Liang Gao, Ph.D.
University of California, Los Angeles
When performing optical measurement with a limited photon budget, it is important to assure that each detected photon is as rich in information as possible. Conventional optical imaging systems generally tag light with just two characteristics (x, y), measuring its intensity in a 2D (x, y) lattice. However, this throws away much of the information content actually carried by a photon. This information can be written as (x, y, z, θ, φ, λ, t, ψ, χ): the spatial coordinates (x, y, z) are in 3D, the propagation polar angles (θ, φ) are in 2D, and the wavelength (λ), emission time (t), and polarization orientation and ellipticity angles (ψ, χ) are in 2D. Neglecting coherence effects, a photon thus carries with it nine tags. In order to explore this wealth of information, an imaging system should be able to characterize measured photons in 9D, rather than in 2D.

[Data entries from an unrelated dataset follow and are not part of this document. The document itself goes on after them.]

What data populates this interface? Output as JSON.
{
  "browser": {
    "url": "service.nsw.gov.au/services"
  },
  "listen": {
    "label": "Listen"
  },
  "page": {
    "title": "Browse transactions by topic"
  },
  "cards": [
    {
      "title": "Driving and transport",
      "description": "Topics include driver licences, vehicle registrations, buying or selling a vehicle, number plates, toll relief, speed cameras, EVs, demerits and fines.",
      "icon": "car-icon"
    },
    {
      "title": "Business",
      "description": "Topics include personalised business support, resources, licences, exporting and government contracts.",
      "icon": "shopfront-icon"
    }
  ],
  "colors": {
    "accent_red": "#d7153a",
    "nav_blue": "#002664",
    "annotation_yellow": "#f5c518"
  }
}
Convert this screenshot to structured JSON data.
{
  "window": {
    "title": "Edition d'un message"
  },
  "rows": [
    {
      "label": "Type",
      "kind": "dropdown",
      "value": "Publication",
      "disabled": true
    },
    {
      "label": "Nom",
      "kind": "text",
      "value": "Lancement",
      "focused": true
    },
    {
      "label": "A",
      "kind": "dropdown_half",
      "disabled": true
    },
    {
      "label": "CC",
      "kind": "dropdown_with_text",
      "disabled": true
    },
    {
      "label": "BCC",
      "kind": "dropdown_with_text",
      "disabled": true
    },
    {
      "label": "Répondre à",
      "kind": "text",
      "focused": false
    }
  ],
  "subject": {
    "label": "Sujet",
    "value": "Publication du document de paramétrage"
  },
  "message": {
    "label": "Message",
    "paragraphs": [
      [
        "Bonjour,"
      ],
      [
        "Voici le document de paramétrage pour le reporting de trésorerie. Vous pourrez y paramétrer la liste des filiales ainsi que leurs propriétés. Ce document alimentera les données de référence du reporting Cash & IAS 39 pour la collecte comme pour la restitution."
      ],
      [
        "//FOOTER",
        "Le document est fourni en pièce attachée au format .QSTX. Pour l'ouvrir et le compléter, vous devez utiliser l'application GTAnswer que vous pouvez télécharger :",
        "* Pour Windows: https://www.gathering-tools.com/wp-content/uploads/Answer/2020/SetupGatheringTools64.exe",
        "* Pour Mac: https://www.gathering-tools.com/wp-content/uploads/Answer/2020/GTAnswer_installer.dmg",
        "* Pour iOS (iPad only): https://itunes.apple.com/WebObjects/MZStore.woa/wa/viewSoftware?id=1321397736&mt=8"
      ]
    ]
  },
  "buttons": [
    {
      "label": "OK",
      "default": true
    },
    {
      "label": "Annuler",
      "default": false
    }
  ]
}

This presentation will provide an overview of the next generation of multidimensional optical imaging devices which leverage advances in computational optics, micro-fabrication, and detector technology. The resultant systems can simultaneously capture multiple photon tags in parallel, thereby maximizing the information content we can acquire from a single camera exposure. In particular, I will discuss our recent development of three game-changing technologies—a snapshot hyperspectral imager, image mapping spectrometer (IMS), an ultrafast imager, compressed ultrafast photography (CUP), and a light field imager, light field tomography (LIFT)—and how these techniques can potentially revolutionize our sensation of surrounding world.
Dr. Liang Gao is currently an Assistant Professor at Bioengineering at UCLA. His primary research interests are multidimensional optical imaging, computational optical imaging, and biomedical optics. Dr. Liang Gao is the author of more than 60 peer-reviewed publications in top-tier journals, such as Nature, Nature Communications, Science Advances, and PNAS. He received his BS degree in Physics from Tsinghua University in 2005 and PhD degree in Applied Physics and Bioengineering from Rice University in 2011. He is a recipient of an NSF CAREER award in 2017 and an NIH MIRA award in 2018.